Just for the record, I am forty-two this year and many things in the church disappoint me. I understand that many people try to find hope in people other than themselves.
The other Rev. Yeong Seok Song, always said that if you get a new mission, you have to drop everything and go to it the next day. I remembered that, so after I picked my mission area, I went to it the next day.
My predecessor, Mr. Shinozaki, heard that his mission had changed and thirty minutes later, I landed at the airport and announced my arrival. For the next couple of days I helped him pack his bags and we talked a lot about the mission.
The pastor is a position that Father can work through. I was in a position of not trying to find hope in others; I was sup- posed to be giving hope. But, then, members would come up to me to say that an old member had passed away and we had to hold the Seonghwa Ceremony or to remind me that I had to give a sermon the next day. I struggled about what kind of message I would deliver on those occasions.
When I was struggling with these concepts and had prayed and gone to sleep, I would dream of Father, Mother of one of the True Children, who would guide me very specifically and say, look for it here. [He gestures as if poking a place on a page of an open book.] Through that, I felt guided.
I reported my experience to the headquarters. It is not as if I am whoppingly successful. It is not like that. Before, I always dealt with people who are forty or younger. In my new mission, I can deal with people who are much older than that age group. In that situation, I am managing to produce modest results. That is the real deal.
Japanese people in general have keen interest in their ancestors. That is why we go to Chung Pyung to do ancestor liberation. When grandma is alive and grandpa is dead, we ask, Why don't you have the physical world -- spiritual world blessing? Christianity was not able to fully explain those issues. Many people joined our church through these ancestor liberations and blessings.
At the very end [he laughs] they finally learn about the Christian parts in the Divine Principle.
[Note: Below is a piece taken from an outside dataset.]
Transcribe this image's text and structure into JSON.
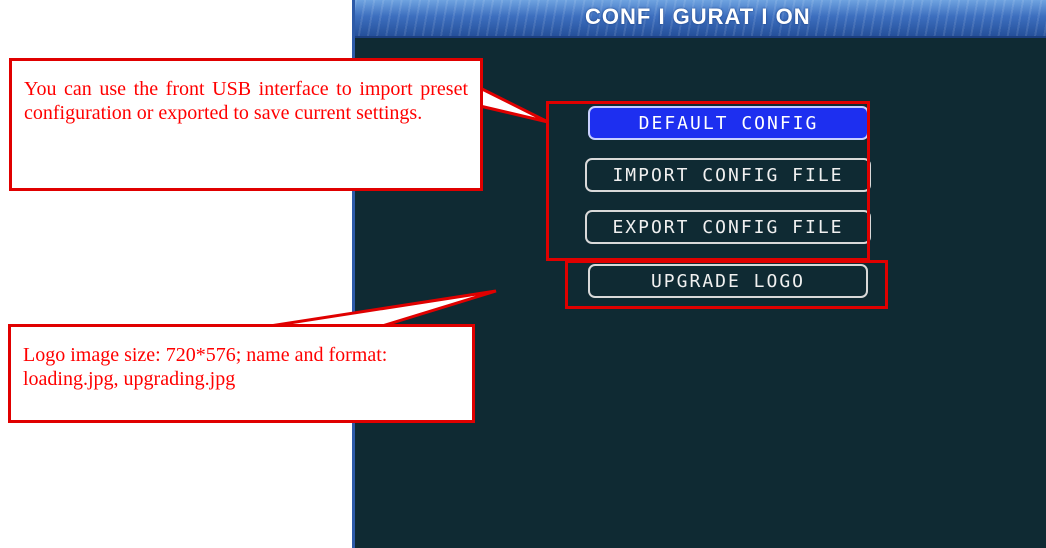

I do not think this method can be replicated in other parts of the world, but as a second-generation member, I would like to strongly emphasize that our generation should not look for hope in the church or look for hope outside the church. We should be giving hope to others. That is something I think applies to all second-generation FFWPU members in the world.